I must admit that burial grounds have always had a sort of fascination for me. I can never resist the temptation to go in and have a look round when I pass by a village cemetery. Cemeteries are an ever present reminder of our own mortality and that is precisely why most people shy away from visiting them unless they absolutely have to. Deep down none of us wants to be reminded of our finity and most of our actions are taken in the false belief that we will be here forever. However I would like to think of cemeteries as at worst a reality check and at best as unique outdoor sculpture gardens offering a different dimension of history.
Our own Addolorata Cemetery is quite a masterpiece in its way. Its architect Emmanuel Luigi Galizia made exceptionally clever use of the hill on which it sits - siting the Gothic chapel at its very peak and with all inner roads winding their way from the beautiful entrance gateway up to the same chapel. Some of the private family chapels on the side facing Garibaldi Road are quite astounding in their originality and use of funerary motifs. In Malta we also have a host of military cemeteries, most of them impeccably maintained by the Commonwealth War Graves Commission. It is hard not to be moved when you go round these and see the many graves of British airmen who lost their lives here especially around April 1942 when the blitz on Malta was at its worst. We certainly owe a lot to these brave men.
So visiting Staglieno while in Genoa was a must of course. It is a very sad place and quite frankly after an hour the atmosphere got me, though the day's cloudiness and high humidity must have had an effect as well. The monuments are quite something - not least the Closer grave (actually the Appiani family grave). Close by is the fallen angel reproduced for the cover of Joy Division's single Love Will Tear Us Apart. And up near Staglieno's main chapel is the beautiful angel on the Oneto family grave. The most gruesome sculpture must be the Death and the Maiden grave sculpture.
A very "popular" grave locally is the one of Caterina Campodonico (despite my best efforts I could not locate it) - a woman who sold nuts on the streets of Genoa and invested her life savings to have a statue of herself here among the rich and powerful. She wears a shawl decorated with all sorts of er...nuts.
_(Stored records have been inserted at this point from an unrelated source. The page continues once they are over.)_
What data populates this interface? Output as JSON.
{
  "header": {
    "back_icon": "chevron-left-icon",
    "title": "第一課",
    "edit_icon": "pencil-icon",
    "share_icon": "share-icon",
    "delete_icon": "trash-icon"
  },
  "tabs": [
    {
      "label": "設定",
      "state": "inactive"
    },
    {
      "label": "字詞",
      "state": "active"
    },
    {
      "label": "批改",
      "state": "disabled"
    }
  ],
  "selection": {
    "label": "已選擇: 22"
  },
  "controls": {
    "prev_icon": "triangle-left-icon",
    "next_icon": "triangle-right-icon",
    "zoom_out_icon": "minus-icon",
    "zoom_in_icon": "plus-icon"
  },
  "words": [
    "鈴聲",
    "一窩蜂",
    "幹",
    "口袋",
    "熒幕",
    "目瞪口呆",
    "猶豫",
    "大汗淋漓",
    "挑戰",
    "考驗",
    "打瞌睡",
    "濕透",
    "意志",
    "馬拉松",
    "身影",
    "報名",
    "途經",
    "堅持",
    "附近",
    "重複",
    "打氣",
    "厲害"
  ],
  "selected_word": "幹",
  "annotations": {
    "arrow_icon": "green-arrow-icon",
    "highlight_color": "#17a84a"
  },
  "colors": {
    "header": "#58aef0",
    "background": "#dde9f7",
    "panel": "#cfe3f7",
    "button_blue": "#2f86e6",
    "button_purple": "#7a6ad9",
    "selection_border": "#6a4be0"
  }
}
I strongly suspect that having one's statue here was something of a fashion in days gone by and cadavers-to-be must have vied to engage the best sculptors before starting their afterlife.